That our virtue, knowledge and wisdom are inherited from prior generations, and we can pass them on to next generations.

That our spark of consciousness dims when the body dies, yet the finer part of our character can be woven into new lives.

That each person should long consider the shortness of life, and the smallness of self-importance besides the immensity of the whole.

The core messages of religion and naturalism do not sound so different, really. Should it even be a surprise that they might converge on a common-sense morality designed for the essential needs for life?

But we may be forgiven for failing to hear such harmonious chords. By fighting over knowledge for so long, religion and naturalism have stopped talking about wisdom. Indeed, both religion and naturalism themselves make a great show by distracting us with claims that only it can provide what the other cannot. But life is rarely a zero-sum game in the long run.
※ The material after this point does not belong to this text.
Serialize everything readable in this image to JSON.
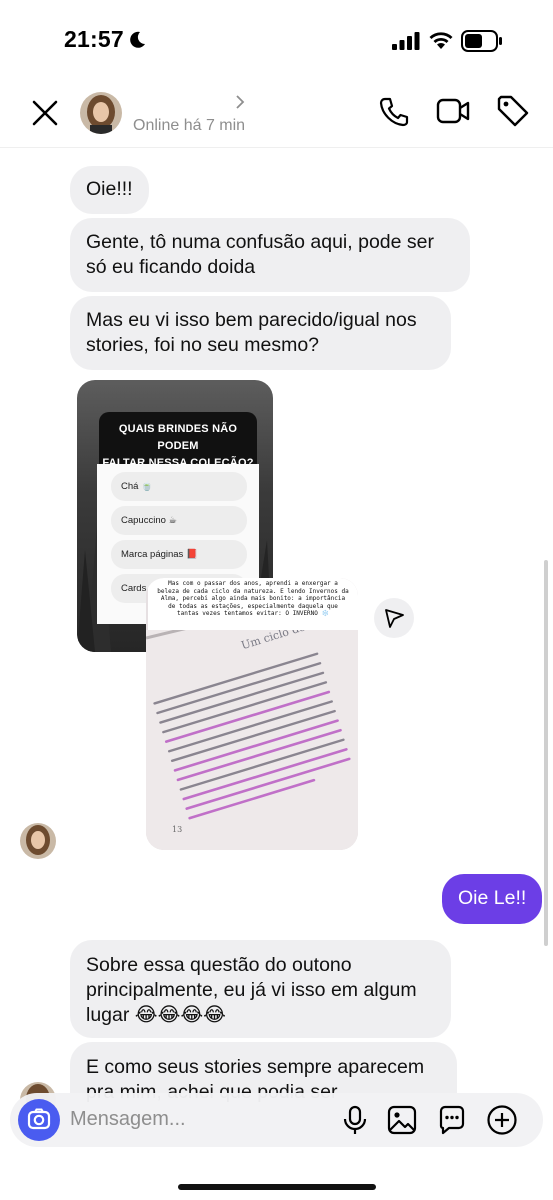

Does a religion’s claim that you must desperately want your personal immortality, lest you be selfishly immoral, really make sense? Does a science’s claim that you must sternly regard morality as illusory, lest you be irresponsibly foolish, really make sense? It is time to wisely take a stand on what we all can know to be our common responsibility.

We must at least take care of the genuine human needs of life, this one life that we know we share. And what can we all know? Like the essence of religion, nature’s deep ways tell us that you are more than you may appear, even to yourself. Nature shows how its supreme reality recycles everything and preserves what is necessary. Nature reveals how its real powers are available for you to conduct what is best through you into the future where everything must go. Nature tells you that you can have all of the meaningful life to which you are deserving, but not an ounce more, for the energies of life must be distributed fairly. And you waste your natural energies at your peril, for your selfish pursuits only rob you of your rightful destiny.

These are humbling messages, but they are reassuring. Together they say that you have arrived into the world where you belong and that you belong to the world that produced you. That you have no right to hope for a better afterworld until you have made this world better. That you are not entitled to fear death until you have feared to fail at life.

This is truly a message of responsibility and purpose worthy of every human. We might call it “A Natural Faith,” if only we weren’t so reasonably sure of its promise. And we’d all be wiser for making it a humanistic promise to keep.